Enjoying Acrobatics in an Ancient City
By staff reporter JIAO FENG
|Acrobatics is the family profession of many Wuqiao locals.|
AT a distance of 280 km from Beijing, Shijiazhuang, the capital of Hebei Province, is the nearest provincial capital to the seat of the national government.
The region around Shijiazhuang has a long history of developed civilization. Archeological discoveries show that human activities had already begun in this area between 6,000 and 7,000 years ago. It is believed that Fu Xi, who according to ancient legend is among the earliest progenitors of Chinese civilization, once lived here. Shijiazhuang boasts a good number of places of interest, including Xibaipo, Zhaozhou Bridge, the Zhangshiyan scenic spot and many more.
Wuqiao County, 220 km to the east of Shijiazhuang, is one the birthplaces of Chinese acrobatics. Debuting in 1987, the Wuqiao International Acrobatics Festival is an internationally renowned acrobatics festival. As the festival of this kind with the longest history and largest number of participants in China, the Wuqiao festival has become one of the three largest acrobatics competitions in the world. The Gold Lion Prize awarded there has become one of the most coveted by acrobats around the world.
The Wuqiao International Acrobatics Festival is held biennially, generally from late October to early November. Major features of the festival include acrobatic competitions and exhibitions, traditional folk art performances and international circus forums. Circuses from over 40 countries and regions around the world have participated in the festival, and thus it has become known as "the biggest acrobatic event in the east."
The Birthplace of Chinese Circus
The acrobatic arts are very popular among Wuqiao locals. There is a saying: "All people in Wuqiao, from the 99-year-olds to the toddlers, are acrobats." Strolling around town, it's easy to see how much a part acrobatics is of daily life. Children somersault on streets; youngsters balance umbrellas on their noses; farmers practice plate spinning next to their fields, and at wedding banquets the bride and bridegroom distribute sweets and cigarettes to guests using sleights of hand and amazing magic tricks. At present, the county is home to nearly 10,000 acrobatics practitioners and more than 100 troupes.
Acrobatics has a long tradition in Wuqiao. According to the county's annals, local people traditionally liked to dress up in colorful costumes and masks of beasts and perform acrobatic feats at festivals, weddings and birthday celebrations. Every year after the autumn harvest, an acrobatic fair would be held from the mid-eighth to the mid-ninth lunar month.

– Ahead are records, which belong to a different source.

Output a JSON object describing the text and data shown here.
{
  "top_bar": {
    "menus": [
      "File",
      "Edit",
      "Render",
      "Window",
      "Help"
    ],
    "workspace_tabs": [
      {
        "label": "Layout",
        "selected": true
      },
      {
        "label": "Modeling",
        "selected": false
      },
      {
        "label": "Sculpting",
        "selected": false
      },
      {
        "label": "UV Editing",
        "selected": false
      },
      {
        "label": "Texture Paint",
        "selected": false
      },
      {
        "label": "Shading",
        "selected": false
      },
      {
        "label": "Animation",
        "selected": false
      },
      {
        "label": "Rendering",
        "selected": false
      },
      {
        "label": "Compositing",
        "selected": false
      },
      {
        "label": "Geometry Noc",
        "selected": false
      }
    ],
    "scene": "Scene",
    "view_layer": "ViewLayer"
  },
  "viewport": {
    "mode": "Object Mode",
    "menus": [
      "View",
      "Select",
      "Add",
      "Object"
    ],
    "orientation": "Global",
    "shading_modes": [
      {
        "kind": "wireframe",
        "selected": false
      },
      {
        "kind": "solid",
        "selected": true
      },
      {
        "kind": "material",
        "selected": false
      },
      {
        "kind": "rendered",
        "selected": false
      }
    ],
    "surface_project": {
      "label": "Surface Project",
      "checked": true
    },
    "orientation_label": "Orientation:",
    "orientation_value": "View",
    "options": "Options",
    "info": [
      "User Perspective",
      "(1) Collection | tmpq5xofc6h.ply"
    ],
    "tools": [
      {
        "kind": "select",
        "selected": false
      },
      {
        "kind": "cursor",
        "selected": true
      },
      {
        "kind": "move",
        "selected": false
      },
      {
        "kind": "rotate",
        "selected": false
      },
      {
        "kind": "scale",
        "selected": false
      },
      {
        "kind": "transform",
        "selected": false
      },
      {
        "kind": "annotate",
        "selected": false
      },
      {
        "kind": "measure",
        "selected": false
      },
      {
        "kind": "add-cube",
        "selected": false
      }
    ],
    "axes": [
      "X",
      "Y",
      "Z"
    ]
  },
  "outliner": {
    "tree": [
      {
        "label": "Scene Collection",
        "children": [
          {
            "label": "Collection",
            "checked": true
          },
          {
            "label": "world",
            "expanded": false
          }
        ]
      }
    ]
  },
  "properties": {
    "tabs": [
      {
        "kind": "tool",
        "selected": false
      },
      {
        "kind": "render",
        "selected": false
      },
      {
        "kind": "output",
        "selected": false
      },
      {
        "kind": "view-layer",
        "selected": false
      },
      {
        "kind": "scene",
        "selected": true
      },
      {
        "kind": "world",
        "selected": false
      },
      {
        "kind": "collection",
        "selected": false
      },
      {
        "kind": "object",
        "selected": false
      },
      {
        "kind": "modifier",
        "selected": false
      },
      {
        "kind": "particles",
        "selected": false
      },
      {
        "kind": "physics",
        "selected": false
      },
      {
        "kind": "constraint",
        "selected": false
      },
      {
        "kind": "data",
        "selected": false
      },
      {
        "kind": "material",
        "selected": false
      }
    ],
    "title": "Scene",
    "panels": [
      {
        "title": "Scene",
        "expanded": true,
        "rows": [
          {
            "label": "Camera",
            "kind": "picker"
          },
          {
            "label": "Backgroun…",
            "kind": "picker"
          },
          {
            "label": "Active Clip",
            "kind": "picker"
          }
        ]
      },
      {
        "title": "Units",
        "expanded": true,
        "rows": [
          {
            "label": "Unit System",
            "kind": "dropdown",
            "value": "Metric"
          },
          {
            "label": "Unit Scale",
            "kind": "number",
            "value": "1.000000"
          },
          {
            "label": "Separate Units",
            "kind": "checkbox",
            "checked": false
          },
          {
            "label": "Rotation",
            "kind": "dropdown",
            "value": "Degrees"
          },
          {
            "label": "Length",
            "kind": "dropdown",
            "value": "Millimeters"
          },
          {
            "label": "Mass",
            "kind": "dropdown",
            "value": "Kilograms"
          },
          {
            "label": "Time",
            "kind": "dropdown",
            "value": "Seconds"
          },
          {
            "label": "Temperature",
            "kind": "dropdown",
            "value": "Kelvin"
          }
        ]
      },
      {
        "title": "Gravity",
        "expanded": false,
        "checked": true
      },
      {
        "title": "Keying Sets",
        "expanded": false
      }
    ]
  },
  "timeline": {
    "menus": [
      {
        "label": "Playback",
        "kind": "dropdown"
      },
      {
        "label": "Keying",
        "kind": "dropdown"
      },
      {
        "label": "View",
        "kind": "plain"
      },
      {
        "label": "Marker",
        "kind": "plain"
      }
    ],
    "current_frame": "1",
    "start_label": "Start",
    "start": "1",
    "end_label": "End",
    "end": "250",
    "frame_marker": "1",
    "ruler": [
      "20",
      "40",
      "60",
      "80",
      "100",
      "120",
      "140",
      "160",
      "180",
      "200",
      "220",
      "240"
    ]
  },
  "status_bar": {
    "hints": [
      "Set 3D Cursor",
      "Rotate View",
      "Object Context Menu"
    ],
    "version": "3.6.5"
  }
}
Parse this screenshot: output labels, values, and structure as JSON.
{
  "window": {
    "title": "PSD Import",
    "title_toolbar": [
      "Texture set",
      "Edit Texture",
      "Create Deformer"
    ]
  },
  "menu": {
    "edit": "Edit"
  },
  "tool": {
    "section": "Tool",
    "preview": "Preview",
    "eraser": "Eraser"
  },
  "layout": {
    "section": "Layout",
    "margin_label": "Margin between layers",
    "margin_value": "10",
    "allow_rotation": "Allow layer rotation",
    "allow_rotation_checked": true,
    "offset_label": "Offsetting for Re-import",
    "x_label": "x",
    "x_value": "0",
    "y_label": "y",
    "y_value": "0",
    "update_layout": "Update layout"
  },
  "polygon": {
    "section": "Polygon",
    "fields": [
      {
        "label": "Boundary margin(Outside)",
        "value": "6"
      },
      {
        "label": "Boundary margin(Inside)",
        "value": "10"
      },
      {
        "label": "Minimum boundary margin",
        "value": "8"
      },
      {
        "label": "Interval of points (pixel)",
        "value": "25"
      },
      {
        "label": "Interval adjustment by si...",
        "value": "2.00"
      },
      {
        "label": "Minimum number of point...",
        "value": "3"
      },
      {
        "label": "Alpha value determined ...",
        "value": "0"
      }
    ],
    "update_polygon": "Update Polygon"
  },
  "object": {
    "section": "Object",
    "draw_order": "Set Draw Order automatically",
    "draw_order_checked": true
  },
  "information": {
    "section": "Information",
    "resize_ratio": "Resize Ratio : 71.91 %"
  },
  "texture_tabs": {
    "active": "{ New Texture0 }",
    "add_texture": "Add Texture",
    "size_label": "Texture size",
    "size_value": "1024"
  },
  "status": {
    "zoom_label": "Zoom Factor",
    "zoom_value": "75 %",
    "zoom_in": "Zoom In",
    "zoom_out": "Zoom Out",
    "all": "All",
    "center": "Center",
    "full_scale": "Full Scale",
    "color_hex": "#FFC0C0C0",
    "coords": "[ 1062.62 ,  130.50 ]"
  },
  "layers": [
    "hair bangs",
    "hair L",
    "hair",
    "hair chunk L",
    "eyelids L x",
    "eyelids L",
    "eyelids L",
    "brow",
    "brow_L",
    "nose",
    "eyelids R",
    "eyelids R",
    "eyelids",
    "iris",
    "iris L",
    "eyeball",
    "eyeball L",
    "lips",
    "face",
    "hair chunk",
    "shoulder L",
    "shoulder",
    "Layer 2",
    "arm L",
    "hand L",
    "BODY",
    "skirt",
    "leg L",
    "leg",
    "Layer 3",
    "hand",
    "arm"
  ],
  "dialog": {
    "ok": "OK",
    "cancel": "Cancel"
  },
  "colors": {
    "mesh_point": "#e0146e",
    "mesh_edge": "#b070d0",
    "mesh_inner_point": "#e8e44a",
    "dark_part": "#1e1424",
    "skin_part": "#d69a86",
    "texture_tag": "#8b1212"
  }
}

It was an occasion for acrobats, magicians and puppeteers from all over the country to compete and learn from one another, visit masters and peers, and set up circus troupes. At the same time, circus props such as knives and swords, and some animals, such as dogs, monkeys, bears and snakes, would be sold at the fair. When the fair ended, players and troupes continued on with their nomadic lifestyle, roaming China and even abroad in order to earn a living performing stunts.
The Wuqiao people's predisposition to acrobatics could be attributed to the local natural environment. Wuqiao is located in the lower reaches of the Yellow River. The Beijing-Hangzhou Grand Canal flows through the county in the west. Criss-crossing rivers and creeks cover a majority of the county's land area, making it prone to flooding, and the soil itself is infertile, making agriculture unprofitable. Local people therefore had to learn other skills such as acrobatics to forge a living.
Acrobatics in Wuqiao falls into many schools, all with different features. In the mid-Ming Dynasty (1368-1644), two schools had gradually been developed – the East and the West. The West School grew faster, becoming popular all over Wuqiao County and was divided into several branches, including the Lius' martial arts and equestrianism, the Qis' qigong and the Taos' magic and tricks. All branches were traditionally distinctive from one another. As communication and exchanges increased, however, the different branches gradually integrated and became one. In 1917, Wuqiao acrobat Sun Fuyou recruited the best performers belonging to different branches and set up China's first big circus and went on to win renown throughout Southeast Asia.
Traditional Wuqiao acrobatics falls into four categories (martial arts, sideshows, animal training and magic tricks) and 13 types (martial arts, balancing with head, juggling with feet, hand tricks, trick-cycling, horsemanship, tricks high in the air, wire-walking, jumping through the rings, vocal imitation, mouth tricks, magic and others, such as kicking the shuttlecock and juggling diabolos). Apart from handing down cherished techniques from generation to generation of apprentices, Wuqiao acrobats ensure the vitality of this cultural heritage by learning and incorporating other art forms, creating new spectacles such as lion dancing, flag performances, "cage of death" car stunts, double-swinging and many more.
In this year's festival, acrobats introduced the concept of "new acrobatics," which integrated acrobatics into other art forms like dance and music. This came with the application of new technologies so as to bring high-level visual and sound effects to the performances.